Hand back each record exactly as you find it.

Records drawn from a dataset
━━━━━━
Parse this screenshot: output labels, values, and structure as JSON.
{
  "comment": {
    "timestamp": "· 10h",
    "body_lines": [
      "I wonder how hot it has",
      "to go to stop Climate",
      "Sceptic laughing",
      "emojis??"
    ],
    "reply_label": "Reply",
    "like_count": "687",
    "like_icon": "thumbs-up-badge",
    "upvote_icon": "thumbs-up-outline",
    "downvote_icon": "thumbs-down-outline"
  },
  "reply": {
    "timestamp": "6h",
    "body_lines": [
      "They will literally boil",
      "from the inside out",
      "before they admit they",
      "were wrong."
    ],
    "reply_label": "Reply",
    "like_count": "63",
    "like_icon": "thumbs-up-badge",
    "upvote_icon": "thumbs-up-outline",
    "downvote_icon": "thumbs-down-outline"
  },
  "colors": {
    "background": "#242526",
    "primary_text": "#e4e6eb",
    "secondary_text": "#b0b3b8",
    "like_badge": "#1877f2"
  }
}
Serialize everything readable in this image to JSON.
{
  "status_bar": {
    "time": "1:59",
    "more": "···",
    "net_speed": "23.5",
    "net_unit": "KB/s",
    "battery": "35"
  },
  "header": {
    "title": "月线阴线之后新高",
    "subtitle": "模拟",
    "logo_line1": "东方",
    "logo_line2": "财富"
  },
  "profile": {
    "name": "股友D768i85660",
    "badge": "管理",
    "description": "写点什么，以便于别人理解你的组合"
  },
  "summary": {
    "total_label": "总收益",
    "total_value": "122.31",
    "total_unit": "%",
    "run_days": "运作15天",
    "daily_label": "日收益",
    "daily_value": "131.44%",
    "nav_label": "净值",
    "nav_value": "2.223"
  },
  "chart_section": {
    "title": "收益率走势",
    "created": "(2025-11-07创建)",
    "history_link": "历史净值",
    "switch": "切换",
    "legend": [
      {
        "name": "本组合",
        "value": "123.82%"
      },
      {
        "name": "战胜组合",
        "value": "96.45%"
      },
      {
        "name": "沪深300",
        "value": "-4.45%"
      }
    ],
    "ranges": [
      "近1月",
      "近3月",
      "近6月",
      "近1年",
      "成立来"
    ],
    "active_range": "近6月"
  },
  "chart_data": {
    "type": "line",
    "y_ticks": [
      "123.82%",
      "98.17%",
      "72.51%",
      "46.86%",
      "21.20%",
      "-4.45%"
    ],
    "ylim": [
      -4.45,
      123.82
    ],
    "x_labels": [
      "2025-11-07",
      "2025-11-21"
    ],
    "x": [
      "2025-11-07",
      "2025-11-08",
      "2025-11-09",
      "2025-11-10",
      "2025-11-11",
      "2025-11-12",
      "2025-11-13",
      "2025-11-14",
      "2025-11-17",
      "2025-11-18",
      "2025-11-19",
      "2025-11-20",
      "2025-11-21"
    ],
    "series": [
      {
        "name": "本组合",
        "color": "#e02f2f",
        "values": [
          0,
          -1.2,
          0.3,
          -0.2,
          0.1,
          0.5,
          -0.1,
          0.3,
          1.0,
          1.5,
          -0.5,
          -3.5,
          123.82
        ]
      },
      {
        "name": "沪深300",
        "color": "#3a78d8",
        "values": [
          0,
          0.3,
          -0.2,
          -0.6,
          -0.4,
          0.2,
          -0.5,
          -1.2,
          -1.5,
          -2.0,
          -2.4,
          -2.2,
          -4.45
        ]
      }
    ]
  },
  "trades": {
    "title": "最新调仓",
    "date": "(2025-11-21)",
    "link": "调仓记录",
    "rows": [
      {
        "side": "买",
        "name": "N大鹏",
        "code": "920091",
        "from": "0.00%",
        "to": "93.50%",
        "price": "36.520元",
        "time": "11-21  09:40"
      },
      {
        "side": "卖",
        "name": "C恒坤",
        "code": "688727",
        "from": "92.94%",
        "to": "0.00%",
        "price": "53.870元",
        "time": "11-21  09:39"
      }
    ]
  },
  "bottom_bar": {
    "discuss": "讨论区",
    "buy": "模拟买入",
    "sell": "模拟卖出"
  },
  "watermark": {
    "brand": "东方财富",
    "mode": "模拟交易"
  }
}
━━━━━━
§ EXPECTED ANSWER
Parse this screenshot: output labels, values, and structure as JSON.
{
  "comment": {
    "timestamp": "· 10h",
    "body_lines": [
      "I wonder how hot it has",
      "to go to stop Climate",
      "Sceptic laughing",
      "emojis??"
    ],
    "reply_label": "Reply",
    "like_count": "687",
    "like_icon": "thumbs-up-badge",
    "upvote_icon": "thumbs-up-outline",
    "downvote_icon": "thumbs-down-outline"
  },
  "reply": {
    "timestamp": "6h",
    "body_lines": [
      "They will literally boil",
      "from the inside out",
      "before they admit they",
      "were wrong."
    ],
    "reply_label": "Reply",
    "like_count": "63",
    "like_icon": "thumbs-up-badge",
    "upvote_icon": "thumbs-up-outline",
    "downvote_icon": "thumbs-down-outline"
  },
  "colors": {
    "background": "#242526",
    "primary_text": "#e4e6eb",
    "secondary_text": "#b0b3b8",
    "like_badge": "#1877f2"
  }
}
Serialize everything readable in this image to JSON.
{
  "status_bar": {
    "time": "1:59",
    "more": "···",
    "net_speed": "23.5",
    "net_unit": "KB/s",
    "battery": "35"
  },
  "header": {
    "title": "月线阴线之后新高",
    "subtitle": "模拟",
    "logo_line1": "东方",
    "logo_line2": "财富"
  },
  "profile": {
    "name": "股友D768i85660",
    "badge": "管理",
    "description": "写点什么，以便于别人理解你的组合"
  },
  "summary": {
    "total_label": "总收益",
    "total_value": "122.31",
    "total_unit": "%",
    "run_days": "运作15天",
    "daily_label": "日收益",
    "daily_value": "131.44%",
    "nav_label": "净值",
    "nav_value": "2.223"
  },
  "chart_section": {
    "title": "收益率走势",
    "created": "(2025-11-07创建)",
    "history_link": "历史净值",
    "switch": "切换",
    "legend": [
      {
        "name": "本组合",
        "value": "123.82%"
      },
      {
        "name": "战胜组合",
        "value": "96.45%"
      },
      {
        "name": "沪深300",
        "value": "-4.45%"
      }
    ],
    "ranges": [
      "近1月",
      "近3月",
      "近6月",
      "近1年",
      "成立来"
    ],
    "active_range": "近6月"
  },
  "chart_data": {
    "type": "line",
    "y_ticks": [
      "123.82%",
      "98.17%",
      "72.51%",
      "46.86%",
      "21.20%",
      "-4.45%"
    ],
    "ylim": [
      -4.45,
      123.82
    ],
    "x_labels": [
      "2025-11-07",
      "2025-11-21"
    ],
    "x": [
      "2025-11-07",
      "2025-11-08",
      "2025-11-09",
      "2025-11-10",
      "2025-11-11",
      "2025-11-12",
      "2025-11-13",
      "2025-11-14",
      "2025-11-17",
      "2025-11-18",
      "2025-11-19",
      "2025-11-20",
      "2025-11-21"
    ],
    "series": [
      {
        "name": "本组合",
        "color": "#e02f2f",
        "values": [
          0,
          -1.2,
          0.3,
          -0.2,
          0.1,
          0.5,
          -0.1,
          0.3,
          1.0,
          1.5,
          -0.5,
          -3.5,
          123.82
        ]
      },
      {
        "name": "沪深300",
        "color": "#3a78d8",
        "values": [
          0,
          0.3,
          -0.2,
          -0.6,
          -0.4,
          0.2,
          -0.5,
          -1.2,
          -1.5,
          -2.0,
          -2.4,
          -2.2,
          -4.45
        ]
      }
    ]
  },
  "trades": {
    "title": "最新调仓",
    "date": "(2025-11-21)",
    "link": "调仓记录",
    "rows": [
      {
        "side": "买",
        "name": "N大鹏",
        "code": "920091",
        "from": "0.00%",
        "to": "93.50%",
        "price": "36.520元",
        "time": "11-21  09:40"
      },
      {
        "side": "卖",
        "name": "C恒坤",
        "code": "688727",
        "from": "92.94%",
        "to": "0.00%",
        "price": "53.870元",
        "time": "11-21  09:39"
      }
    ]
  },
  "bottom_bar": {
    "discuss": "讨论区",
    "buy": "模拟买入",
    "sell": "模拟卖出"
  },
  "watermark": {
    "brand": "东方财富",
    "mode": "模拟交易"
  }
}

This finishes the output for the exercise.